Mon, 10/09/2017 - 18:31
Dinged as a sex-obsessed, money-hungry charlatan, Anthony Burgess earned a reputation that merits a different distinction: His work was a late triumph of modernism

Some are excited, others are scared. Some are cautious, others are jubilant. Some are utopians, others are pessimists. <strong>Futurists: a taxonomy</strong>

Sun, 10/08/2017 - 18:38
Some are excited, others are scared. Some are cautious, others are jubilant. Some are utopians, others are pessimists. Futurists: a taxonomy

In the early 1930s, <strong>Nazi jurists</strong>&nbsp;debated how best to create a racist regime. They looked to other nations for models. They found inspiration in American law

Sun, 10/08/2017 - 18:38
In the early 1930s, Nazi jurists debated how best to create a racist regime. They looked to other nations for models. They found inspiration in American law

Henry James transformed the novel form into something entirely new.

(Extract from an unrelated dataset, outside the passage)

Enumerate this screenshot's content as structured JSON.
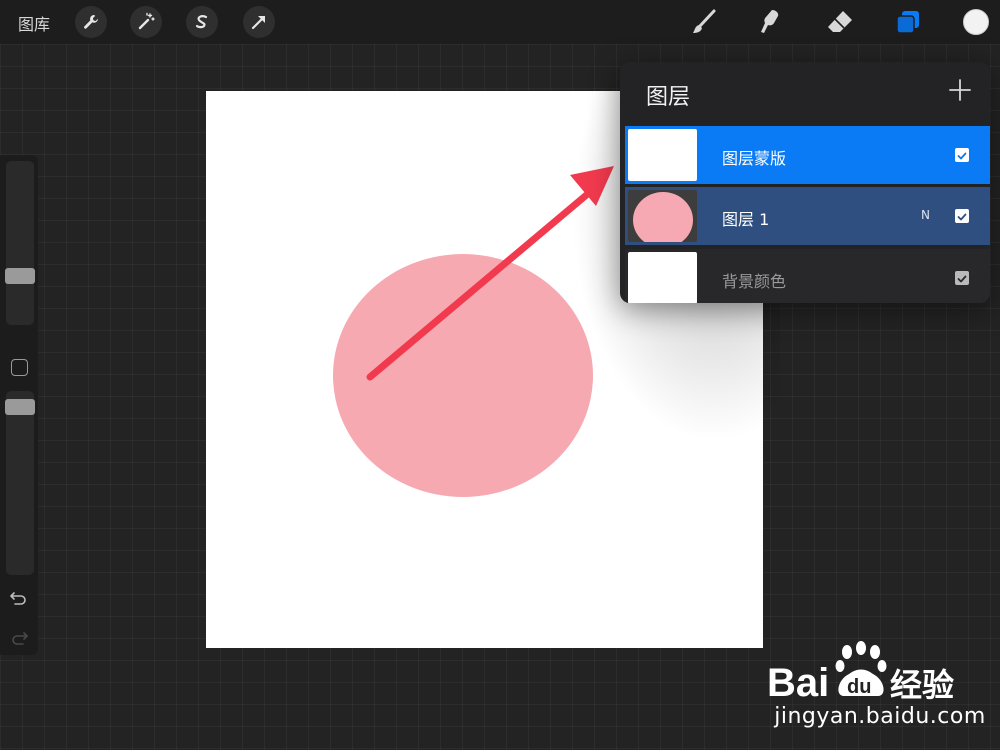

Turn your copy of <em>The Portrait of a Lady</em>&nbsp;to chapter 27 to see the<strong> birth of the psychological novel</strong>

Sun, 10/08/2017 - 18:38
Henry James transformed the novel form into something entirely new. Turn your copy of The Portrait of a Lady to chapter 27 to see the birth of the psychological novel

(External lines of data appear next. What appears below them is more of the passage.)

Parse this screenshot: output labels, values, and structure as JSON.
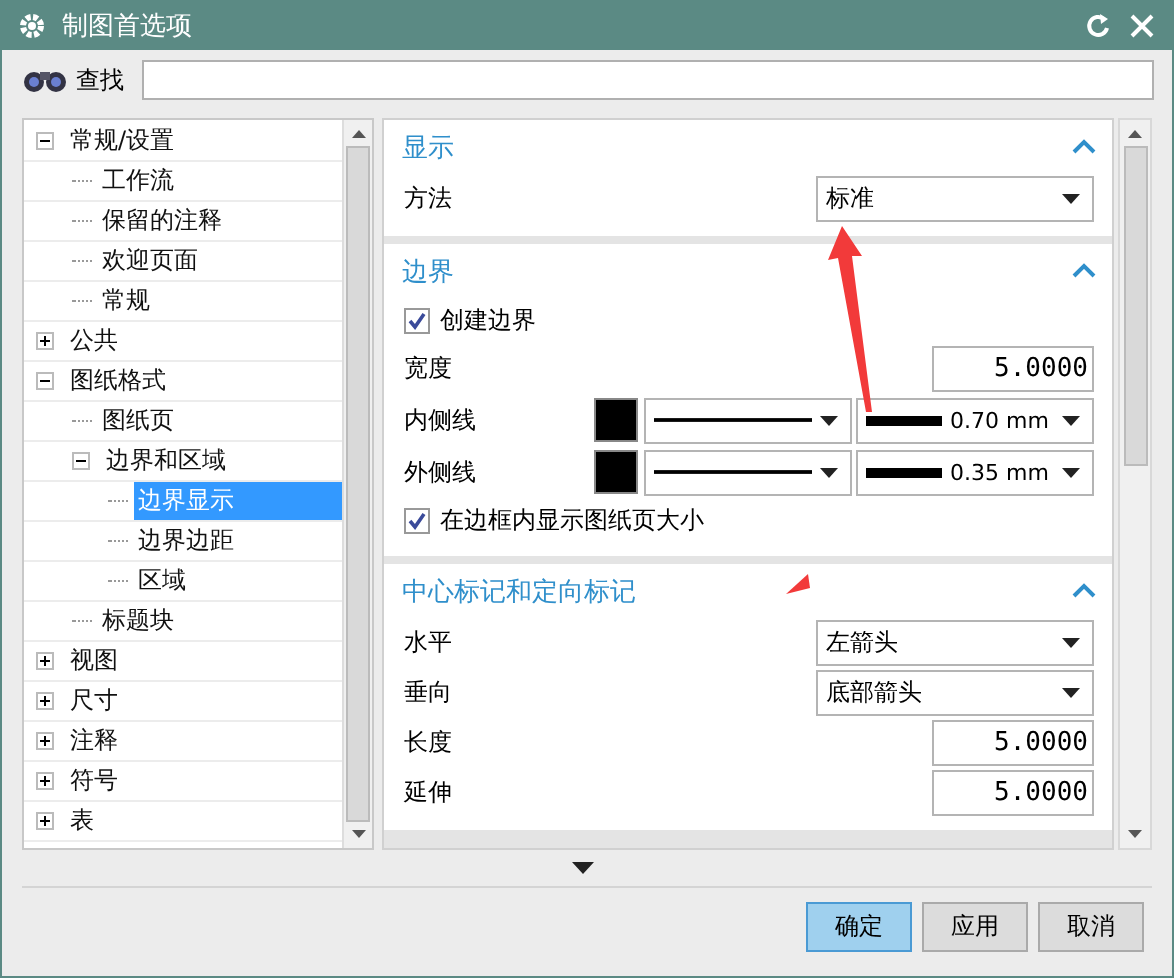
{
  "window": {
    "title": "制图首选项"
  },
  "search": {
    "label": "查找"
  },
  "tree": [
    {
      "label": "常规/设置",
      "expanded": true,
      "selected": false,
      "children": [
        {
          "label": "工作流",
          "selected": false
        },
        {
          "label": "保留的注释",
          "selected": false
        },
        {
          "label": "欢迎页面",
          "selected": false
        },
        {
          "label": "常规",
          "selected": false
        }
      ]
    },
    {
      "label": "公共",
      "expanded": false,
      "selected": false
    },
    {
      "label": "图纸格式",
      "expanded": true,
      "selected": false,
      "children": [
        {
          "label": "图纸页",
          "selected": false
        },
        {
          "label": "边界和区域",
          "expanded": true,
          "selected": false,
          "children": [
            {
              "label": "边界显示",
              "selected": true
            },
            {
              "label": "边界边距",
              "selected": false
            },
            {
              "label": "区域",
              "selected": false
            }
          ]
        },
        {
          "label": "标题块",
          "selected": false
        }
      ]
    },
    {
      "label": "视图",
      "expanded": false,
      "selected": false
    },
    {
      "label": "尺寸",
      "expanded": false,
      "selected": false
    },
    {
      "label": "注释",
      "expanded": false,
      "selected": false
    },
    {
      "label": "符号",
      "expanded": false,
      "selected": false
    },
    {
      "label": "表",
      "expanded": false,
      "selected": false
    }
  ],
  "sections": [
    {
      "title": "显示",
      "expanded": true,
      "rows": [
        {
          "kind": "dropdown",
          "label": "方法",
          "value": "标准"
        }
      ]
    },
    {
      "title": "边界",
      "expanded": true,
      "rows": [
        {
          "kind": "checkbox",
          "label": "创建边界",
          "checked": true
        },
        {
          "kind": "number",
          "label": "宽度",
          "value": "5.0000"
        },
        {
          "kind": "line",
          "label": "内侧线",
          "color": "#000000",
          "width": "0.70 mm"
        },
        {
          "kind": "line",
          "label": "外侧线",
          "color": "#000000",
          "width": "0.35 mm"
        },
        {
          "kind": "checkbox",
          "label": "在边框内显示图纸页大小",
          "checked": true
        }
      ]
    },
    {
      "title": "中心标记和定向标记",
      "expanded": true,
      "rows": [
        {
          "kind": "dropdown",
          "label": "水平",
          "value": "左箭头"
        },
        {
          "kind": "dropdown",
          "label": "垂向",
          "value": "底部箭头"
        },
        {
          "kind": "number",
          "label": "长度",
          "value": "5.0000"
        },
        {
          "kind": "number",
          "label": "延伸",
          "value": "5.0000"
        }
      ]
    }
  ],
  "buttons": [
    {
      "label": "确定",
      "default": true
    },
    {
      "label": "应用",
      "default": false
    },
    {
      "label": "取消",
      "default": false
    }
  ],
  "annotations": [
    {
      "kind": "arrow"
    },
    {
      "kind": "arrowhead"
    }
  ]
}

The eccentric life of <strong>Ignatius Donnelly.</strong> An unsuccessful land speculator and politician, he put his apocalyptic views to use by writing the story of Atlantis

Fri, 10/06/2017 - 17:20
The eccentric life of Ignatius Donnelly. An unsuccessful land speculator and politician, he put his apocalyptic views to use by writing the story of Atlantis

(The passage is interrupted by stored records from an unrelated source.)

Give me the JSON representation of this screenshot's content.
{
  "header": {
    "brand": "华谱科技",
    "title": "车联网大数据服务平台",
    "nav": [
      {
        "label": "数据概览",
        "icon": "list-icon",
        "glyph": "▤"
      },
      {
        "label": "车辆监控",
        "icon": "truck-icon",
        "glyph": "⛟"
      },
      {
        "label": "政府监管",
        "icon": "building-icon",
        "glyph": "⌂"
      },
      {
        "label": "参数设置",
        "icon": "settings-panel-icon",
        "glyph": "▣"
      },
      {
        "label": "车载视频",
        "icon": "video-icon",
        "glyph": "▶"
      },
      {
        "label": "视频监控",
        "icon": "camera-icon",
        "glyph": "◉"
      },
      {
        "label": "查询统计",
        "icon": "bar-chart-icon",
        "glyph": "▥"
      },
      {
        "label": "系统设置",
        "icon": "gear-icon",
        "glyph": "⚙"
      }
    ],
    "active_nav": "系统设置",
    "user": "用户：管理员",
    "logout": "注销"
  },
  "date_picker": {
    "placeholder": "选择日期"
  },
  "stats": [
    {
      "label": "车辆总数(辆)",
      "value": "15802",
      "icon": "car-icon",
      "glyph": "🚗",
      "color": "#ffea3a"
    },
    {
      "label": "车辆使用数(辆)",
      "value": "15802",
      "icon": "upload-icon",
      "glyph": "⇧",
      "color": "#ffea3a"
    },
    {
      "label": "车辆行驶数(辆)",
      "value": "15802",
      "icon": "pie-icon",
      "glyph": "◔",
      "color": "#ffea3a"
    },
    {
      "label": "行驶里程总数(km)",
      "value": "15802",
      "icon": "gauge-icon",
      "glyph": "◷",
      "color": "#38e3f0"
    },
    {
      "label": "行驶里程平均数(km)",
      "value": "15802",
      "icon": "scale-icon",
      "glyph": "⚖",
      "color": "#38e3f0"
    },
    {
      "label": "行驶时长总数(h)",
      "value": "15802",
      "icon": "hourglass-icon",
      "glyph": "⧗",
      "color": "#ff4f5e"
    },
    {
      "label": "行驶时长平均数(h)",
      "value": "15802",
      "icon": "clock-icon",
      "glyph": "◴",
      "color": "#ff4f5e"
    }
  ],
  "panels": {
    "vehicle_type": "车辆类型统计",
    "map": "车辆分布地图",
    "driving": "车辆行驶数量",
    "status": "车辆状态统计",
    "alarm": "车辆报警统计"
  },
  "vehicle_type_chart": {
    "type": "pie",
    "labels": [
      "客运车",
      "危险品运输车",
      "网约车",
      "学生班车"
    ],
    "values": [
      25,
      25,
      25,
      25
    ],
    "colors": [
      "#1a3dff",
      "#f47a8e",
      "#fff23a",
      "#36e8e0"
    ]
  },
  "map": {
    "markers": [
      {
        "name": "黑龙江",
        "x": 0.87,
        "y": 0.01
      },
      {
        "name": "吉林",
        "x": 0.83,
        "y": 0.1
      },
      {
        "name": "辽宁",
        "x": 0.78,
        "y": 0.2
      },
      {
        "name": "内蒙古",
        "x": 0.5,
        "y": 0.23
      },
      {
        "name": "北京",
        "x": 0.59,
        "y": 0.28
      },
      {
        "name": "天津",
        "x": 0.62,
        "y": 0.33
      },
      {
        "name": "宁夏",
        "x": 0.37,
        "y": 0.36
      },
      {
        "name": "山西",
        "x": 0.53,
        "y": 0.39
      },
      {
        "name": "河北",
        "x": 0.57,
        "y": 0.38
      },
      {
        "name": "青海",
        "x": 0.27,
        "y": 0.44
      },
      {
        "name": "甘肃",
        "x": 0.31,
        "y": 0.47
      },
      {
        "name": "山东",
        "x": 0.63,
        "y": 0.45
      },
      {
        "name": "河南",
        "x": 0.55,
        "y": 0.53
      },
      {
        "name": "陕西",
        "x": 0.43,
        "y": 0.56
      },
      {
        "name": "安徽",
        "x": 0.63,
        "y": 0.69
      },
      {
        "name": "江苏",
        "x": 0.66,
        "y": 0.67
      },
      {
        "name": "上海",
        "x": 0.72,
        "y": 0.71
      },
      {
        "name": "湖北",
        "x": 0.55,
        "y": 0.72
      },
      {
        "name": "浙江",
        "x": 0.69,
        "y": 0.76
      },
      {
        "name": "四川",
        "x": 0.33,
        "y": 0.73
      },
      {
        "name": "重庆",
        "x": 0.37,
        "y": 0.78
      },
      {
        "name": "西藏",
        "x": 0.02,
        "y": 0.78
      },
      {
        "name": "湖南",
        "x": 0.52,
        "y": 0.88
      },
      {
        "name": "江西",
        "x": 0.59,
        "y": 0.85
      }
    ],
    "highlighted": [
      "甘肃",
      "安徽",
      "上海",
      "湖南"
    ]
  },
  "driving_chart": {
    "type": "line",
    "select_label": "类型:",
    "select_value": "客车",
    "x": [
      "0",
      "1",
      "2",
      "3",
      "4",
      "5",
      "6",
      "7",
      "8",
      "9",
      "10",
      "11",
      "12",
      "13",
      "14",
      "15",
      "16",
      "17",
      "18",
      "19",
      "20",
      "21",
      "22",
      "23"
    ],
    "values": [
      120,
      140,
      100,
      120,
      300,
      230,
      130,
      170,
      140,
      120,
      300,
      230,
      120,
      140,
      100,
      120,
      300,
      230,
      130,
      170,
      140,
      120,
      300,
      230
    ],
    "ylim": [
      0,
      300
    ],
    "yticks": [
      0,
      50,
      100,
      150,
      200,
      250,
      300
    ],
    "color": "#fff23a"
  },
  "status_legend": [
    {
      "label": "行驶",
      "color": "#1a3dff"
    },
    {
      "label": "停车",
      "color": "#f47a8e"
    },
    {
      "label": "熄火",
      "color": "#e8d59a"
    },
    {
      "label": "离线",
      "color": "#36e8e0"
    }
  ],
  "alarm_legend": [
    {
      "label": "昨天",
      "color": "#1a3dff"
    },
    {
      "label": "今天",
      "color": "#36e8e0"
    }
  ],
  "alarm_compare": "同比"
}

<strong>Sylvia Plath at Smith.</strong> &ldquo;I&rsquo;m so happy here I could cry!&rdquo; she wrote to her mother. In her journals, she struck a different note: &ldquo;God, who am I? ... I&rsquo;m lost.&rdquo;

Fri, 10/06/2017 - 17:20
Sylvia Plath at Smith. “I’m so happy here I could cry!” she wrote to her mother. In her journals, she struck a different note: “God, who am I? ... I’m lost.”

The <strong>Instagram poet Rupi Kaur</strong> outsells Homer 10 to 1. Her secret? Human experience, aestheticized and monetized, rendered inspirational and relatable

Fri, 10/06/2017 - 17:20
The Instagram poet Rupi Kaur outsells Homer 10 to 1. Her secret? Human experience, aestheticized and monetized, rendered inspirational and relatable

<strong>Philosophers have criticized luxury</strong>&nbsp;for a long time. But the consensus has always had its critics: the philosophers who like stuff

Thu, 10/05/2017 - 18:08
Philosophers have criticized luxury for a long time. But the consensus has always had its critics: the philosophers who like stuff

<strong>James C. Scott</strong>&nbsp;faults civilization for destroying the freedom and equality of our ancestors. But civilization is why we value such ideals in the first place

Thu, 10/05/2017 - 18:08
James C. Scott faults civilization for destroying the freedom and equality of our ancestors. But civilization is why we value such ideals in the first place

Few women were associated with <em>Partisan Review</em>, and even fewer had identities as something more than literary wives. Consider <strong>Elizabeth Hardwick</strong>

Thu, 10/05/2017 - 18:08
Few women were associated with Partisan Review, and even fewer had identities as something more than literary wives. Consider Elizabeth Hardwick

<strong>Jeremy Bentham's head</strong> "smells like vinegar and feet and bad jerky and damp dust." Might that help to explain the roots of utilitarian desires?

Wed, 10/04/2017 - 18:34
Jeremy Bentham's head "smells like vinegar and feet and bad jerky and damp dust." Might that help to explain the roots of utilitarian desires?

&ldquo;As a child,&rdquo; wrote <strong>Roland Barthes</strong>, &ldquo;I was bored often ... and it has continued my whole life.&rdquo; His boredom was powerful: the intensity of a lack of intensity

Wed, 10/04/2017 - 18:34
“As a child,” wrote Roland Barthes, “I was bored often ... and it has continued my whole life.” His boredom was powerful: the intensity of a lack of intensity

<em>Leaves of Grass</em> did not come to <strong>Walt Whitman</strong> gradually. It flowed from an epiphany. The evidence: a dozen pages he stuffed into a silly novel

Wed, 10/04/2017 - 18:34
Leaves of Grass did not come to Walt Whitman gradually. It flowed from an epiphany. The evidence: a dozen pages he stuffed into a silly novel